Why is Australian Garlic purple? This question has been bugging me for quite some time. Many people have come up with explanations for its color, but I am not one of them. I prefer a real Australian tea as a cup of tea, rather than a side dish. Here are the facts.
Garlic has been used in Australia since the first settlers arrived from Italy around the 17th century. It was a common delicacy for the elite class back then, although not for everyone. In modern times, it has become a widely-used crop as a food source as well as a flavoring for dishes. Because of its popularity and availability, it’s not surprising that many people find it to be off-putting in the same way as synthetic alternatives like American garlic.
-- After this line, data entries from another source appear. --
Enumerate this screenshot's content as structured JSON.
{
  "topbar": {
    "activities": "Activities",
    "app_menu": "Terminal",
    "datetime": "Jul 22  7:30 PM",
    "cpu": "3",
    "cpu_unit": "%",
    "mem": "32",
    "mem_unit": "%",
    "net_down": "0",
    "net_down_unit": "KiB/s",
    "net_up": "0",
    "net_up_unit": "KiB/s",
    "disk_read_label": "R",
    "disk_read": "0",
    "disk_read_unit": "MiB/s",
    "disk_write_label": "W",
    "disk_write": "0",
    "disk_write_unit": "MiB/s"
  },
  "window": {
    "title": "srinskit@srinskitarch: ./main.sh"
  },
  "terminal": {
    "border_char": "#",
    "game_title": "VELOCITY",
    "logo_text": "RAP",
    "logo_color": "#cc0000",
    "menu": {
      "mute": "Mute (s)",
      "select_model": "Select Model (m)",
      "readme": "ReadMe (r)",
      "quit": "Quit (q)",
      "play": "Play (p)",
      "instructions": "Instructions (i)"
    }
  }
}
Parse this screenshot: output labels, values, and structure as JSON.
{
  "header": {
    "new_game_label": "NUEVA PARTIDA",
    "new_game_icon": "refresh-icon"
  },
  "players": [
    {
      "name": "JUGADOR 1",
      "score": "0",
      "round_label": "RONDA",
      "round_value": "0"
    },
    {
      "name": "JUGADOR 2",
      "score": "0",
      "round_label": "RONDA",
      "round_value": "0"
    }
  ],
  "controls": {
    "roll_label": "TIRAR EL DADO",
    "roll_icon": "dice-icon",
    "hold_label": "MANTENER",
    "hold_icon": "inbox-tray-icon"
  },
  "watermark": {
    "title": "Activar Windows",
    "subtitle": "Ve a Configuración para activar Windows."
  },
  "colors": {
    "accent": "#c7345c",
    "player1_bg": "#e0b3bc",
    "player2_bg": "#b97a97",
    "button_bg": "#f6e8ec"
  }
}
A natural, unprocessed product, Australian garlic is a cross between an onion and a bulb of garlic. The resulting product has a strong aroma and taste, more akin to leeks than a clove of garlic. There is some controversy as to the actual origination of this hybrid plant. Some believe it came from New South Wales in Australia, while others say it came from China. Some even believe that it originated in Mexico.
If you truly understand the plant, it’s a fairly simple matter to answer the question of “Why is Australian garlic purple?” Since the name itself hints at the mystery behind the plant, one could say it simply means “purple plant,” thus bringing to mind royalty. While I don’t know if the story behind the name is true or not, it certainly does evoke comparisons to the French monarchy in history. This is especially true when we consider the many members from France who settled in Australia, or the French monarchies that colonized the southern United States.
The product itself is highly recommended for those suffering from garlic breath or sensitive gums. Many recipes call for crushed garlic or peeled garlic. If you crush the garlic to a consistency more similar to that of a small cookie, it will be easier for your mouth to accept and digest. Those with sensitive gums will also find this helpful.
There are a variety of uses for this product. It can be added sparingly to any recipe where you would normally add a clove or two. In place of a garnish, it makes an excellent base for stews or stir-fries. When buying why is Australian garlic purple, make sure you purchase the genuine product to avoid poisoning yourself with a fake product.